Halsey - unreasonable failure to mediate to be reviewed
The Crystal (15th) anniversary passes today, Saturday 11th May 2019 of the CA Judgment of Halsey v Milton Keynes NHS Trust  EWCA Civ 576. The case has remained at the heart of every argument about what constitutes a reasonable refusal to mediate since then. It remains “good law” but the anniversary does remind us that it was decided at quite a different time. FaceBook was then just three months old, Twitter two years from launch and Instagram six. The best-selling mobile phone was the Motorola RAZR V3 and it was to be another 3 years before the first iPhone was launched.
In a week of Royal News it is noteworthy that Prince Charles in 2004 was still single and that Prince Harry was still third in line to the throne. Sadly Marlon Brando, Christopher Reeve, Fay Ray, Brian Clough and John Peel all passed away that year (and less sadly) Harold Shipman. The Athens Olympics was to take place in the summer and the year ended with the awful devastation of the Indian Ocean Tsunami. Lord Woolf was the Lord Chief Justice (and there have been 4 LCJs in the following 15 years), Charles Falconer Lord Chancellor (followed by a mere seven successors) and Rupert Jackson a High Court Judge some four years from his appointment to the Court of Appeal.
In 2004 the Motorola RAZR was the best selling mobile
The legal environment included a positive discount rate of 2.5%, recoverable success fees and ATE premiums. Claimants and defendants were engaged, (with hindsight) not surprisingly, in the Costs Wars. The House of Lords remained the final appeal court with the Supreme Court coming in to existence in October of 2009. In 2004 Lord Justice Jackson had not yet even been asked to commence the work that became his Review of Civil Litigation Costs, QOCS was a term unknown to English law and LASPO 2012 remained some 8 years away. Those reforms introduced Fixed Recoverable Costs which have in the past 6 years applied to most Fast Track personal injury claims and with the likelihood that FRC will be extended to most civil claims up to £100,0001 in value.
There has therefore been very considerable social and legal change in those 15 years with more to come.
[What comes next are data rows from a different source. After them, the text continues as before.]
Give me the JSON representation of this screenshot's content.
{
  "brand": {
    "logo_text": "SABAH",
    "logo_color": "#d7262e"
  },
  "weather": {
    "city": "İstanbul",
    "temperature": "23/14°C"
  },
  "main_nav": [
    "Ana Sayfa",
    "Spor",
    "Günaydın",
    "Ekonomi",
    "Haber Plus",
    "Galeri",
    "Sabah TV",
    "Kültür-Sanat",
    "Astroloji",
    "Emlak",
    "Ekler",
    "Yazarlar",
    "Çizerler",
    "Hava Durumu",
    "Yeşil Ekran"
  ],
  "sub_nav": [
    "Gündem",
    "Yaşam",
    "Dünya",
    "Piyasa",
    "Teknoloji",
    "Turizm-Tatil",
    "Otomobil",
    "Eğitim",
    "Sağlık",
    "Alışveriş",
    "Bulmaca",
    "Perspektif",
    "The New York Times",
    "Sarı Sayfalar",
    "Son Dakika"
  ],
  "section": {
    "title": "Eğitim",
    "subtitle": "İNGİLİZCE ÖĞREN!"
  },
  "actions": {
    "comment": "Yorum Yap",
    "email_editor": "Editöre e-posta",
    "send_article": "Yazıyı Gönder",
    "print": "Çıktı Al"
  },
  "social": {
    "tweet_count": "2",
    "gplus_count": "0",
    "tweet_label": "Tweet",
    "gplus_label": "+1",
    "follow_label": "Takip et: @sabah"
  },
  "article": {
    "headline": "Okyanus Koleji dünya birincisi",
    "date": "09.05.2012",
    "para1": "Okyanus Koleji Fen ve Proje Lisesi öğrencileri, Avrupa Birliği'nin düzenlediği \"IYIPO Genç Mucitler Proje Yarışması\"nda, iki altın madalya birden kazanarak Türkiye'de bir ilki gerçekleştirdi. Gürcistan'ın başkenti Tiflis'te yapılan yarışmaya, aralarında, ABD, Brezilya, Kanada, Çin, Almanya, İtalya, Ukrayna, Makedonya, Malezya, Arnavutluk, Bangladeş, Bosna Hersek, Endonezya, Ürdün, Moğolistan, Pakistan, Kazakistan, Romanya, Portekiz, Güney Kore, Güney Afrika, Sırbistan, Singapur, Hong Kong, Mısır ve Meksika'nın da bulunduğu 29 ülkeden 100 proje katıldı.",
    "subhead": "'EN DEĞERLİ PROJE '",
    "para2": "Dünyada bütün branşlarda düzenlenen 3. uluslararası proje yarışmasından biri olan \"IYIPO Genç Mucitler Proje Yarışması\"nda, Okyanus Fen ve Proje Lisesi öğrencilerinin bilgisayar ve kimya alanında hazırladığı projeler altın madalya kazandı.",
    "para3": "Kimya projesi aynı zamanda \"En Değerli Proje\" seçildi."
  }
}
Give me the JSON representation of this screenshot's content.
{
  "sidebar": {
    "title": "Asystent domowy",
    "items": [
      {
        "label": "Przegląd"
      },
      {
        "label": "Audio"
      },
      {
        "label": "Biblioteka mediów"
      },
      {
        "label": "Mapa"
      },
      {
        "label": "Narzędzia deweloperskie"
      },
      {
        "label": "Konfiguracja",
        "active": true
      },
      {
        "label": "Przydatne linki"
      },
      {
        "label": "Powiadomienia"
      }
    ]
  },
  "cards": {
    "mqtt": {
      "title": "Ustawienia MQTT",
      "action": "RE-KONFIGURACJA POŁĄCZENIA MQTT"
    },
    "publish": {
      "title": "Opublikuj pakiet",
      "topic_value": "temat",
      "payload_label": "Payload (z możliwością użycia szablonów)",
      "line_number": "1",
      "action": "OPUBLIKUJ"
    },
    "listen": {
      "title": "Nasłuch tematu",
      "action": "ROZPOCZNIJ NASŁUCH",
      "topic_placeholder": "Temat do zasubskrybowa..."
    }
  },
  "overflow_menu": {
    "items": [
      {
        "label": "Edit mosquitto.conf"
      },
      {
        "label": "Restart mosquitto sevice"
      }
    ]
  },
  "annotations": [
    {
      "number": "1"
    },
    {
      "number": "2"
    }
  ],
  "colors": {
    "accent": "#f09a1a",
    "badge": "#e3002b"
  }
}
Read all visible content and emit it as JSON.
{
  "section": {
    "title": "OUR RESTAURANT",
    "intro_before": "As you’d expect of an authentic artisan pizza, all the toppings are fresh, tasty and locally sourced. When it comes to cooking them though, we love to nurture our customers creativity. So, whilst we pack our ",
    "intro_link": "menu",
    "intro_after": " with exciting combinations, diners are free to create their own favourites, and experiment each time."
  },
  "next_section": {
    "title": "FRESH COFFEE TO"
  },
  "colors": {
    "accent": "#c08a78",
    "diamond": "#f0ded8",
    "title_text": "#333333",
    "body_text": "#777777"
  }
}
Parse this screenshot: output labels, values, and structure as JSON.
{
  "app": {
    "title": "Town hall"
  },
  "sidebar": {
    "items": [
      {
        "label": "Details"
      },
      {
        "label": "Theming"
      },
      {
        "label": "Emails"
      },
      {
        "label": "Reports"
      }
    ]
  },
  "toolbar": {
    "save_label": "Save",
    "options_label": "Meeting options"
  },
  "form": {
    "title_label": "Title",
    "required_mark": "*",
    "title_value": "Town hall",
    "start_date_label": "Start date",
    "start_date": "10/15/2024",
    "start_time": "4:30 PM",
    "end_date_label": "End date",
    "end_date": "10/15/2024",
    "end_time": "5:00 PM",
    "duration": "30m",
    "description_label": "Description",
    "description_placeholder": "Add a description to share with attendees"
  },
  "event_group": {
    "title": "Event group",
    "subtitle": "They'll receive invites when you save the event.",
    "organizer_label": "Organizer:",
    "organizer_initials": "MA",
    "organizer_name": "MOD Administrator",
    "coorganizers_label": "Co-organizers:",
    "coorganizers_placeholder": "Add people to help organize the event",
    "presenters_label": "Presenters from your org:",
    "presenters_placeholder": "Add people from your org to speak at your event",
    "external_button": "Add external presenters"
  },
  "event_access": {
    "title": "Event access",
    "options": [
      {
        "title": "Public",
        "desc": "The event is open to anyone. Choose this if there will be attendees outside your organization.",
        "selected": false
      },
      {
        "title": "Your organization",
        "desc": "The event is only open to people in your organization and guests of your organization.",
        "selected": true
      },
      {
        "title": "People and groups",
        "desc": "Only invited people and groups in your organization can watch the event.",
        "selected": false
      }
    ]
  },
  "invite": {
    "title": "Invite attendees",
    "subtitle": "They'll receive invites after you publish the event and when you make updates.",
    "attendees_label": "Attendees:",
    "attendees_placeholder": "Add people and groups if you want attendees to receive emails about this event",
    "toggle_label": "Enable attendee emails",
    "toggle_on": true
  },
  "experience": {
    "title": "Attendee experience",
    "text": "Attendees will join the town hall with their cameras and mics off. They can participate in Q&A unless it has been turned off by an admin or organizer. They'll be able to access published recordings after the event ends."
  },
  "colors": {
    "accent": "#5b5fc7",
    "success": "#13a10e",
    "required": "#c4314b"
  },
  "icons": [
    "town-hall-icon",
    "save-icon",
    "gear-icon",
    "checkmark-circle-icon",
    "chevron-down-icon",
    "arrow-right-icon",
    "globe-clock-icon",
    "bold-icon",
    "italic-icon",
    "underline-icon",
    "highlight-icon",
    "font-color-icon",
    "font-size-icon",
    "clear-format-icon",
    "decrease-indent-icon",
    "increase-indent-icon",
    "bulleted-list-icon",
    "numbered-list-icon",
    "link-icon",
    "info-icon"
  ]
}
Legal costs continue to escalate and ‘data’, amongst other issues presents challenges to the Courts and lawyers in managing litigation. Whilst Halsey remains a flexible test many commentators suggest that it is time for its review as the balance of risk facing parties involved in litigation has changed. Additionally there is a judicial recognition that parties involved in the expensive process of litigation want not, first and foremost, a trial but the resolution of their dispute. Against this background the Civil Justice Council considered ADR in its report “ADR and Civil Justice"2 and suggested that with Halsey now approaching its fifteenth year the Court of Appeal might review some recent decisions with a view to offering greater clarity and a narrowing of the acceptable opt-outs to ADR. Broadly acceptable reasons for a failure to mediate were suggested as follows:
- That parties have already attempted mediation (or anther form of ADR) without success.
- The parties are committed to an ADR process in the near term.
- The Court is satisfied of the need to wait before any meaningful negotiations can take place – but with the caveat that the parties will commit to using ADR if the case does not otherwise settle.
- That there has been unreasonable or obsessive conduct by one or other party.
- That this is a genuine “test case” where the Court’s judgment on an issue of principle is required.
There are thus a number of factors suggesting that Halsey is ripe for review. It is not just the passage of time but the fact that there have been underlying social changes as well as significant variations to the underlying legal framework and judicial attitudes to litigation. How far those changes will be reflected in a Court of Appeal decision and when a case may be heard are moot points but the recommendations of the CJC in its report give parties to litigation a clear marker of the direction of travel.